A sailor kills a bird of good omen, his destructive act dooms his shipmates and curses him with retelling the tale over and over: So the story of the Ancient Mariner goes. Yet those plot details convey neither the epic nature of Samuel Taylor Coleridge’s poem nor its influence on later writers. Only the poem itself places readers fully in the imaginative realm of the tale, but its late eighteenth-century diction creates a gulf between the poem and contemporary readers. Consequently, one of the challenges of introducing “The Rime of the Ancient Mariner” to millennial students is bridging that gulf. Iron Maiden’s adaptation offers one solution. By eliminating the shifts in the narrative voice and updating the story with contemporary language, their heavy-metal version draws listeners into the story with emphatic rhythms that capture the spirit of the original lines.

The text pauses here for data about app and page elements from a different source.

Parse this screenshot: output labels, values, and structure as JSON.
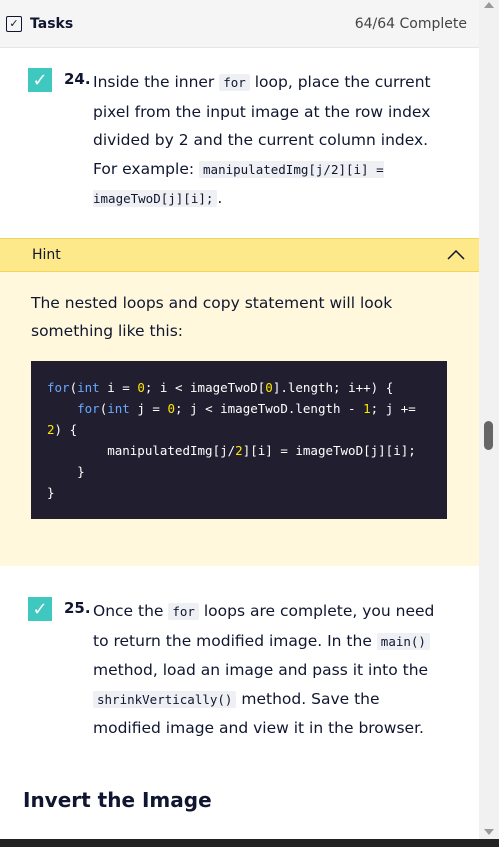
{
  "header": {
    "title": "Tasks",
    "progress": "64/64 Complete"
  },
  "task24": {
    "number": "24.",
    "text_1": "Inside the inner ",
    "code_1": "for",
    "text_2": " loop, place the current pixel from the input image at the row index divided by 2 and the current column index. For example: ",
    "code_2": "manipulatedImg[j/2][i] = imageTwoD[j][i];",
    "text_3": "."
  },
  "hint": {
    "label": "Hint",
    "text": "The nested loops and copy statement will look something like this:",
    "code_lines": [
      "for(int i = 0; i < imageTwoD[0].length; i++) {",
      "    for(int j = 0; j < imageTwoD.length - 1; j +=",
      "2) {",
      "        manipulatedImg[j/2][i] = imageTwoD[j][i];",
      "    }",
      "}"
    ]
  },
  "task25": {
    "number": "25.",
    "text_1": "Once the ",
    "code_1": "for",
    "text_2": " loops are complete, you need to return the modified image. In the ",
    "code_2": "main()",
    "text_3": " method, load an image and pass it into the ",
    "code_3": "shrinkVertically()",
    "text_4": " method. Save the modified image and view it in the browser."
  },
  "section": {
    "title": "Invert the Image"
  },
  "colors": {
    "check": "#3fc8c0",
    "hint_bar": "#fde98a",
    "hint_body": "#fff8dc",
    "code_bg": "#211e2f",
    "keyword": "#6aa8ff",
    "highlight": "#ffe600"
  }
}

Archaic words, such as “stoppeth” (line 2), have a way of stopping readers in their tracks, calling attention to their temporal distance from the poem. Along with the distancing effect of the language, the shifts from one speaker to another can pose problems for twenty-first century readers. Although the Mariner tells his own story, the first words that he speaks are in the fifth stanza. The four stanzas that precede his first words are voiced alternately by an unnamed narrator and the wedding guest who becomes the Mariner’s captive audience. In prose such shifts are easily navigated with paragraphing and dialogue tags. Most poems, however, lack such signals, and their absence in Coleridge’s poem compounds its difficulty. Not only are some of the words obstacles, it’s not always clear who is speaking them.

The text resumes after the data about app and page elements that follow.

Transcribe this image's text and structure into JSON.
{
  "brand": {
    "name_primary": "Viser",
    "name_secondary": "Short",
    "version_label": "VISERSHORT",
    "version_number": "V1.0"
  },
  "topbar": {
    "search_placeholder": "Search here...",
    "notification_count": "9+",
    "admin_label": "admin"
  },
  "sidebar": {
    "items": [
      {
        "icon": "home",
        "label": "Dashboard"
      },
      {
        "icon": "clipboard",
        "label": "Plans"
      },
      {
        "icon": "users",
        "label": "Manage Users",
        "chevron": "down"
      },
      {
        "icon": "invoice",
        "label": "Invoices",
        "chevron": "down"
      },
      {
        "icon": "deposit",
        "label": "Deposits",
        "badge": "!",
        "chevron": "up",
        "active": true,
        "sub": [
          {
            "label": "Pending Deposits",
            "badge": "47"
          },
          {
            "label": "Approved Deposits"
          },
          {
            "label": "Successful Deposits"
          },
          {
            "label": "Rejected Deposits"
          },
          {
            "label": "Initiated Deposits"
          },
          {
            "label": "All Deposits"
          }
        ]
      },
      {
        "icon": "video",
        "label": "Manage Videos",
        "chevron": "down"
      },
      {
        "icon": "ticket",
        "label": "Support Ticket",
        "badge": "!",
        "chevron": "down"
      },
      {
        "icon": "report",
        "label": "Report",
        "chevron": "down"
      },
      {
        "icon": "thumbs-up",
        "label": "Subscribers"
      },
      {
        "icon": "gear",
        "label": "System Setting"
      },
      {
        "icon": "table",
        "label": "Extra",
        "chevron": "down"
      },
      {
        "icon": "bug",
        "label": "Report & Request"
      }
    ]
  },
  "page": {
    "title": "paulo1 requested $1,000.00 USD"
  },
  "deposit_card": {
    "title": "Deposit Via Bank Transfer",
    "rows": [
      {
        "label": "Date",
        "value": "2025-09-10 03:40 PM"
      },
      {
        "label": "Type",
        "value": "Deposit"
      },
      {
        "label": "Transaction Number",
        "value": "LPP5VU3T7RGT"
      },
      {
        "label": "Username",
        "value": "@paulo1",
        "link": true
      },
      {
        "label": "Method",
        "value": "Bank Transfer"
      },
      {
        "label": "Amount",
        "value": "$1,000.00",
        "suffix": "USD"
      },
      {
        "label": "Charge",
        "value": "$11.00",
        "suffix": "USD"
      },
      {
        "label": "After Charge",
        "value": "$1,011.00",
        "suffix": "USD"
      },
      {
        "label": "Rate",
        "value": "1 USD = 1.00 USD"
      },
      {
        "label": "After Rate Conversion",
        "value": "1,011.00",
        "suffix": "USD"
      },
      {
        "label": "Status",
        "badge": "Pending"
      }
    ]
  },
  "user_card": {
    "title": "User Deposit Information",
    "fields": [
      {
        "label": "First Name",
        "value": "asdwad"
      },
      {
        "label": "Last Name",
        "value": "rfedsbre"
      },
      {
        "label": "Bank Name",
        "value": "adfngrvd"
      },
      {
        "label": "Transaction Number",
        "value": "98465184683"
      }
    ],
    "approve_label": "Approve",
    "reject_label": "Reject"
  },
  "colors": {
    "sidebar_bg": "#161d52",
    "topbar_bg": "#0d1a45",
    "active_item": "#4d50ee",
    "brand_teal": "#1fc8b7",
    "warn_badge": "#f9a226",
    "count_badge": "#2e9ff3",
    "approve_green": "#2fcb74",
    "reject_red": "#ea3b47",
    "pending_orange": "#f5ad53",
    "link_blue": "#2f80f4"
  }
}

Iron Maiden’s adaptation eliminates those issues with updated diction and a consistent narrative voice. Rather than shifting speakers, Iron Maiden’s version presents the tale sung by a single storyteller, not the sailor himself, but a narrator who tells listeners to “[h]ear the rime of the ancient mariner” (1). Those first words of the song, penned by lead singer Bruce Dickinson, form an imperative sentence: a command with the understood subject “you”—“[You] hear the rime . . . ” (1). I am master and commander of this story, Dickinson seems to say, and you will hear it now. Such is the power of the imperative. Rather than leaving the reader questioning, as Coleridge’s first stanzas may, Iron Maiden’s song speaks directly to listeners, taking hold of them with the pull of a powerful tide, drawing them out to sea to witness the Mariner as he kills the albatross and seals his fate.

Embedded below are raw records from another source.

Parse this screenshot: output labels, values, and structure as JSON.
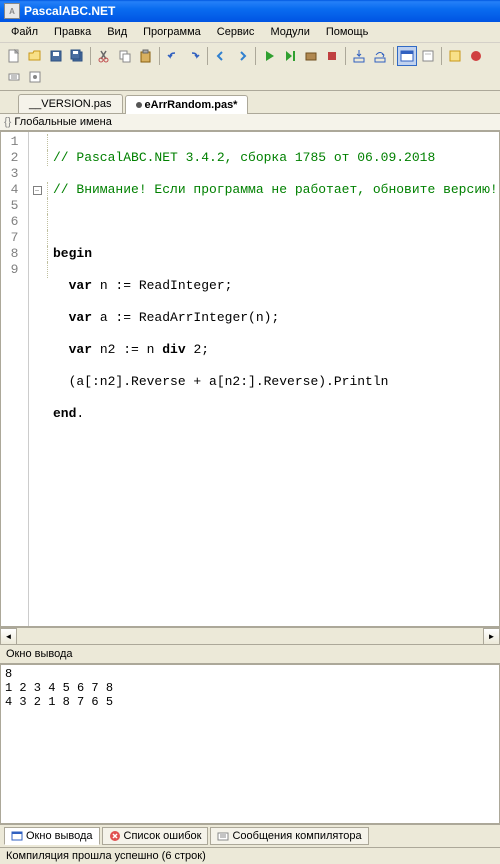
{
  "window": {
    "title": "PascalABC.NET"
  },
  "menu": {
    "file": "Файл",
    "edit": "Правка",
    "view": "Вид",
    "program": "Программа",
    "service": "Сервис",
    "modules": "Модули",
    "help": "Помощь"
  },
  "tabs": {
    "tab1": "__VERSION.pas",
    "tab2": "eArrRandom.pas*"
  },
  "breadcrumb": {
    "text": "Глобальные имена"
  },
  "code": {
    "lines": [
      "1",
      "2",
      "3",
      "4",
      "5",
      "6",
      "7",
      "8",
      "9"
    ],
    "l1": "// PascalABC.NET 3.4.2, сборка 1785 от 06.09.2018",
    "l2": "// Внимание! Если программа не работает, обновите версию!",
    "l3": "",
    "l4_kw": "begin",
    "l5a": "  ",
    "l5_kw": "var",
    "l5b": " n := ReadInteger;",
    "l6a": "  ",
    "l6_kw": "var",
    "l6b": " a := ReadArrInteger(n);",
    "l7a": "  ",
    "l7_kw": "var",
    "l7b": " n2 := n ",
    "l7_kw2": "div",
    "l7c": " 2;",
    "l8": "  (a[:n2].Reverse + a[n2:].Reverse).Println",
    "l9_kw": "end",
    "l9b": "."
  },
  "output": {
    "title": "Окно вывода",
    "content": "8\n1 2 3 4 5 6 7 8\n4 3 2 1 8 7 6 5"
  },
  "bottom_tabs": {
    "t1": "Окно вывода",
    "t2": "Список ошибок",
    "t3": "Сообщения компилятора"
  },
  "status": {
    "text": "Компиляция прошла успешно (6 строк)"
  }
}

The nature of that fate, that the Mariner must tell his tale over and over, is effectively emphasized by the song’s repetition. The recurrence of the words “on and on,” which first appear to underscore the length of the voyage (17, 18) are repeated in the last line: “And the tale goes on and on and on” (89). That ending may be more fitting than the original. The “sadder and wiser” (624) listener at the end of Coleridge’s poem also appears in the last verse of the song. But by returning to the retelling of the story, the song’s ending shifts the focus from the wedding guest who hears the story only once to the teller who must tell it over and over.
Making the Mariner’s story more accessible through song is valuable not only as an introduction to the poem but also as a starting point for understanding its influence on later English writers, including Mary Shelley, the second-generation Romantic who featured both images and lines from the poem in her novel Frankenstein. Coleridge’s poem was one of Shelley’s favorites, one that she first encountered as a child when the poet recited it in her father’s study (Karbeiner xiii). Iron Maiden’s version captures the spirit of what Mary Shelley, Coleridge’s fan girl, heard: the epic ballad of an eighteenth-century rock star.
Coleridge, Samuel Taylor. “The Rime of the Ancient Mariner.” The Norton Anthology of British Literature: The Romantic Period. 10th ed. Stephen Greenblatt, General Editor. W. W. Norton, 2017. pp. 448-64.. EMI, 1984.
Iron Maiden. “Rime of the Ancient Mariner.” Power Slave. EMI, 1984.
Karbeiner, Karen. Introduction: “Cursed Tellers, Compelling Tales—The Endurance of Mary Shelley’s Frankenstein.” Frankenstein by Mary Shelley. 1818, 1831. Barnes and Noble, 2003.